§ EXERCISE REQUIREMENTS:
Your task is to print every entry below exactly as given.

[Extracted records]
--

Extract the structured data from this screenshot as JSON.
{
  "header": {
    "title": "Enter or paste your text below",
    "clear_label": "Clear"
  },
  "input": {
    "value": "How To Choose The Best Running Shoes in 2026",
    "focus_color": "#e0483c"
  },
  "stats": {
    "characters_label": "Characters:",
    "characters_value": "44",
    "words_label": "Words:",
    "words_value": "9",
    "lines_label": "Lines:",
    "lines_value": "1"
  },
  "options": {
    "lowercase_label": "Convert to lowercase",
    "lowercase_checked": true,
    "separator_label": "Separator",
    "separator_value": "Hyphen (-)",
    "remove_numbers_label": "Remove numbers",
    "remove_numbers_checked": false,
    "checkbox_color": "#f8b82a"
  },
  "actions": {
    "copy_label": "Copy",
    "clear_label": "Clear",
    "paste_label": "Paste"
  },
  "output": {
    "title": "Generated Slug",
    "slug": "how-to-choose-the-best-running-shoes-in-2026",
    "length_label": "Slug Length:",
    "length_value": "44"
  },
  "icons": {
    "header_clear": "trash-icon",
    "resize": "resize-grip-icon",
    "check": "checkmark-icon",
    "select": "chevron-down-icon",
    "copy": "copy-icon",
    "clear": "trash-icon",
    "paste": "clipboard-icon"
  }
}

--

§ REPLY:
Extract the structured data from this screenshot as JSON.
{
  "header": {
    "title": "Enter or paste your text below",
    "clear_label": "Clear"
  },
  "input": {
    "value": "How To Choose The Best Running Shoes in 2026",
    "focus_color": "#e0483c"
  },
  "stats": {
    "characters_label": "Characters:",
    "characters_value": "44",
    "words_label": "Words:",
    "words_value": "9",
    "lines_label": "Lines:",
    "lines_value": "1"
  },
  "options": {
    "lowercase_label": "Convert to lowercase",
    "lowercase_checked": true,
    "separator_label": "Separator",
    "separator_value": "Hyphen (-)",
    "remove_numbers_label": "Remove numbers",
    "remove_numbers_checked": false,
    "checkbox_color": "#f8b82a"
  },
  "actions": {
    "copy_label": "Copy",
    "clear_label": "Clear",
    "paste_label": "Paste"
  },
  "output": {
    "title": "Generated Slug",
    "slug": "how-to-choose-the-best-running-shoes-in-2026",
    "length_label": "Slug Length:",
    "length_value": "44"
  },
  "icons": {
    "header_clear": "trash-icon",
    "resize": "resize-grip-icon",
    "check": "checkmark-icon",
    "select": "chevron-down-icon",
    "copy": "copy-icon",
    "clear": "trash-icon",
    "paste": "clipboard-icon"
  }
}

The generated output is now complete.